Stansted 15 appeal upheld
Today a group of nonviolent activists, known as the Stansted 15, have had their appeal upheld against being convicted under counter terrorism legislation.
Lyndsay Burtonshaw, a Quaker from Brighton, was among those who took action in March 2017 by peacefully blockading a stationary Boeing 767 plane, chartered by the Home Office to deport 57 individuals from Stansted Airport to Ghana, Nigeria, and Sierra Leone. Among the passengers to be deported was a victim of human trafficking and others faced potential death, torture and detention.
Of the passengers, the Stansted 15 issued a joint statement via their legal team commenting, “These people are friends, family members, neighbours, mums and dads of young children. Eleven people who would have been deported that night are still in the UK now, building lives the government attempted to destroy."
Three months after receiving an initial charge of “aggravated trespass", the Crown Prosecution Service changed this to a far more serious, terror related offence. Raj Chada, Head of Criminal Defence Hodge Jones & Allen Solicitors and member of the Stansted 15 legal team warned in a statement to the press, “There will be a chilling effect on the noble tradition in the UK, of dissent and direct action, if terror related offences are used against peaceful protestors. Most importantly, there were people who were due to be deported that night, but who the courts now accept have a right to stay. That would not have happened but for the actions of the Stansted 15".
Eleven people who would have been deported that night are still in the UK now, building lives the government attempted to destroy.- Stansted 15 statement
Paul Parker, Recording Clerk for Quakers in Britain said, "We are delighted by today's verdict. Lyndsay Burtonshaw works on nonviolence and injustice for Quakers in Britain but was acting in their personal capacity. Quakers are guided by our book of discipline, Quaker faith & practice to respect the laws of the state but to let their first loyalty be to God's purposes. The guidance says this, "If you are impelled by strong conviction to break the law, search your conscience deeply. Ask your meeting for prayerful support which will give you strength as a right way becomes clear."
As one of the fifteen, Lyndsay Burtonshaw's arrest was recorded in the Quakers' Court and Prison Register. This is a historic list of Quakers who have broken the law, because of their personal commitment to their faith. Throughout the original trial, Lyndsay and the Stansted 15, were supported by Chelmsford Quakers who provided practical and spiritual support.

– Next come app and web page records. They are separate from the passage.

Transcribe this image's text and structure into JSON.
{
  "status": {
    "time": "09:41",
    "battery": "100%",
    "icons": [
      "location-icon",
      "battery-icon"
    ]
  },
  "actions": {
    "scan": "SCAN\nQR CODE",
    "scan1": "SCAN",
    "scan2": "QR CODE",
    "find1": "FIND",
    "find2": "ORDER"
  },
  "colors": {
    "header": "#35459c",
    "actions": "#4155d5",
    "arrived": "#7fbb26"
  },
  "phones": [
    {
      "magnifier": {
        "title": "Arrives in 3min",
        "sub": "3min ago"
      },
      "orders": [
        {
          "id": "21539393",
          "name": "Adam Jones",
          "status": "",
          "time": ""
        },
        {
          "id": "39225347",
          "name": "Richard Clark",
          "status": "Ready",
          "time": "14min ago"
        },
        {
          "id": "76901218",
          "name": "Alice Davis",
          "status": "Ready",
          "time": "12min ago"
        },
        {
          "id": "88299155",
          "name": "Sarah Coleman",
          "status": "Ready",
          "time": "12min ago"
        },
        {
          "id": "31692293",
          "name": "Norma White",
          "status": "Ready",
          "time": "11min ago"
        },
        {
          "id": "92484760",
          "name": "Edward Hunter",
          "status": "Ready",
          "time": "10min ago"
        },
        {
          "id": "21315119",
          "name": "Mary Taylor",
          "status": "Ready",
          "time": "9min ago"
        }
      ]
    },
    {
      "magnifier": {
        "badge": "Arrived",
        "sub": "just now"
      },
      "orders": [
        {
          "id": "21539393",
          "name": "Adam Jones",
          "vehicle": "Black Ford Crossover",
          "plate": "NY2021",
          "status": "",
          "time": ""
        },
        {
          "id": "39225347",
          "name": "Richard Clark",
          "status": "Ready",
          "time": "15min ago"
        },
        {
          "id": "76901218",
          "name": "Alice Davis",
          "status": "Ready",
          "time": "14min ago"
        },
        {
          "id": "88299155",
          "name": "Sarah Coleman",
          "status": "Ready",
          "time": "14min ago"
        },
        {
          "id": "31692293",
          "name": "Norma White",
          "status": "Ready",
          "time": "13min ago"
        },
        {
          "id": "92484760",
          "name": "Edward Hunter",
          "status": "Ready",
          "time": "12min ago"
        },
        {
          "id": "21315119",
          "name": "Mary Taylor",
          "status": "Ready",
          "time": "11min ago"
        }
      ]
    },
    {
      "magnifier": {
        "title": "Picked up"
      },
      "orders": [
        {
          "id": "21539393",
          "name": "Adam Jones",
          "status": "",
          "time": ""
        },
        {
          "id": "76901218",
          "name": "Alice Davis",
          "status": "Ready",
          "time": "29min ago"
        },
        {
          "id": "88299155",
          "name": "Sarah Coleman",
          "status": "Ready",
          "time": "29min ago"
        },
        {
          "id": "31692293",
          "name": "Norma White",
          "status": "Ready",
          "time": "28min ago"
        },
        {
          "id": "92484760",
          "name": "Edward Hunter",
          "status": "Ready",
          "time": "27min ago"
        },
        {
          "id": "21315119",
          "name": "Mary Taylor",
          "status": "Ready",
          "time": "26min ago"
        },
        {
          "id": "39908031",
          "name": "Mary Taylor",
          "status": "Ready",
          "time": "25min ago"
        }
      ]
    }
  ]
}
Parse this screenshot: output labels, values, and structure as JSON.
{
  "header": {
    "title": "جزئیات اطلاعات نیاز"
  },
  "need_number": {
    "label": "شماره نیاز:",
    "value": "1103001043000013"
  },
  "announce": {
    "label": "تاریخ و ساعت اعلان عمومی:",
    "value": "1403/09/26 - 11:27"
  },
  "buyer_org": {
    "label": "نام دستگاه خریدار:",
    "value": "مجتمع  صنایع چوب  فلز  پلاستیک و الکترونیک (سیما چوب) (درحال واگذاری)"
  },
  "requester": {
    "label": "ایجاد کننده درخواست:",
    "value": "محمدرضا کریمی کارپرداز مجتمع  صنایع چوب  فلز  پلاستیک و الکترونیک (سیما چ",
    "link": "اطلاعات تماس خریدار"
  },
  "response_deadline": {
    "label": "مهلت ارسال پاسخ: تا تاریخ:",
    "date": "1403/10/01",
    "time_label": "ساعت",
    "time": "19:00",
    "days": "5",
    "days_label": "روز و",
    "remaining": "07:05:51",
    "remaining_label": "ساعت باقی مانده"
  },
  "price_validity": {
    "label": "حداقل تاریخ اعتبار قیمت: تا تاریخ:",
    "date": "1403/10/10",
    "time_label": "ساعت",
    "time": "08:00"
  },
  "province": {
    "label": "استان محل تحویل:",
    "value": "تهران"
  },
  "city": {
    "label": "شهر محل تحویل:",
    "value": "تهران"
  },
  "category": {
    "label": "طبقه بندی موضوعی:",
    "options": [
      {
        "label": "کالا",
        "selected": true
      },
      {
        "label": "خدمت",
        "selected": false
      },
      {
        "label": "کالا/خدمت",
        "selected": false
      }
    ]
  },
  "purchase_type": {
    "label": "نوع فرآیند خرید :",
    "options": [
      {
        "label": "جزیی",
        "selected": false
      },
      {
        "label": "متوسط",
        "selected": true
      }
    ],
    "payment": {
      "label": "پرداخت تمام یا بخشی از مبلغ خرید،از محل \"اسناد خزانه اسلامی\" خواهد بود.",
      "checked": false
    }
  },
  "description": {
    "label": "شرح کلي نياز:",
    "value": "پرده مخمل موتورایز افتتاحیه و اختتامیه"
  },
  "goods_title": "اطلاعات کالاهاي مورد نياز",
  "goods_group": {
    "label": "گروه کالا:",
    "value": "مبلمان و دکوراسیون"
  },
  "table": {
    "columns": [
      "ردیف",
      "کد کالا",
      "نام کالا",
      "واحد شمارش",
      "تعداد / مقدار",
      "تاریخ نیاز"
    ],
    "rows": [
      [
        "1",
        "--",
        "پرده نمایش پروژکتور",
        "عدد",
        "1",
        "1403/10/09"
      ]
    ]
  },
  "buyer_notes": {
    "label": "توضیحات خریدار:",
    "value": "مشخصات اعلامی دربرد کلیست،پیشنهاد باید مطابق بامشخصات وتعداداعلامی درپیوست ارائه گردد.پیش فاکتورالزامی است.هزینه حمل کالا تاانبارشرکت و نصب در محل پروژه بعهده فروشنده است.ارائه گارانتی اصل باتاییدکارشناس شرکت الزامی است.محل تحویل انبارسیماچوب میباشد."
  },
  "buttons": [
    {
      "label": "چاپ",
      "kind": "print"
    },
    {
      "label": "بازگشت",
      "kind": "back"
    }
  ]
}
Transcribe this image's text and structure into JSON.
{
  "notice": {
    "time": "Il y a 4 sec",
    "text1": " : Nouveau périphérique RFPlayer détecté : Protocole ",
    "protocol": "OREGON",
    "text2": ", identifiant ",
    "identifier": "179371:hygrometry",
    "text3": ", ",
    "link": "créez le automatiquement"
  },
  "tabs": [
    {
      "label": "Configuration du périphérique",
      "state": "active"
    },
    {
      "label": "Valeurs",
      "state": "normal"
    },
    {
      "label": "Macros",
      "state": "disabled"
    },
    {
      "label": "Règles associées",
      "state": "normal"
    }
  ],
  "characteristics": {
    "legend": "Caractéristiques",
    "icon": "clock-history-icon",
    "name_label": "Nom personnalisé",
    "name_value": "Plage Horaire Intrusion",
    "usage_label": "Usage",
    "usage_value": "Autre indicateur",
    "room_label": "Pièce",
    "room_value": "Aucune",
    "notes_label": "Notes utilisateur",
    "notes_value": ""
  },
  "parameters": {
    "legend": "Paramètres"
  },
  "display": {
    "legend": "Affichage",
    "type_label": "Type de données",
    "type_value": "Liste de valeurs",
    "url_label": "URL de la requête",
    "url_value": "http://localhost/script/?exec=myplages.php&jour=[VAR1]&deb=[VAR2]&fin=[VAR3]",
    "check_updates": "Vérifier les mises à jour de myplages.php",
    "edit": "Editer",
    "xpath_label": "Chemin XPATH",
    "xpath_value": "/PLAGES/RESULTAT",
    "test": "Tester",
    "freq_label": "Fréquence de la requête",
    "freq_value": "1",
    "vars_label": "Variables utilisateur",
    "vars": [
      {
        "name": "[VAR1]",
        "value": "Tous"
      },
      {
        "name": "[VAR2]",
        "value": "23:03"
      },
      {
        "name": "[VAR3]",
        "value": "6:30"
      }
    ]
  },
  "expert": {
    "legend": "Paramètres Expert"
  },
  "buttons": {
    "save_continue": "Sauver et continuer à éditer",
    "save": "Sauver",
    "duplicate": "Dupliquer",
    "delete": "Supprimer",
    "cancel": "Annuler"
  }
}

Quakers in Britain are committed to listening to those at the sharp end of the UK's immigration system and note the words of one of the people due to be deported on the flight at Stansted (reported in The Guardian), “The Stansted 15 were trying to stop the real crime being committed. Without their actions I would have faced the utter injustice of being deported from this country without having my (now successful) appeal heard."
Many Quakers will support the promptings of love and truth that led to the Stansted 15 undertaking nonviolent action and will continue to put their faith into action through challenging the UK's hostile immigration system.
The Stansted 15 are: Helen Brewer, Lyndsay Burtonshaw, Nathan Clack, Laura Clayson, Mel Evans, Joseph McGahan, Benjamin Smoke, Jyotsna Ram, Nicholas Sigsworth, Alistair Tamlit, Edward Thacker, Emma Hughes, May McKeith, Ruth Potts and Melanie Stickland.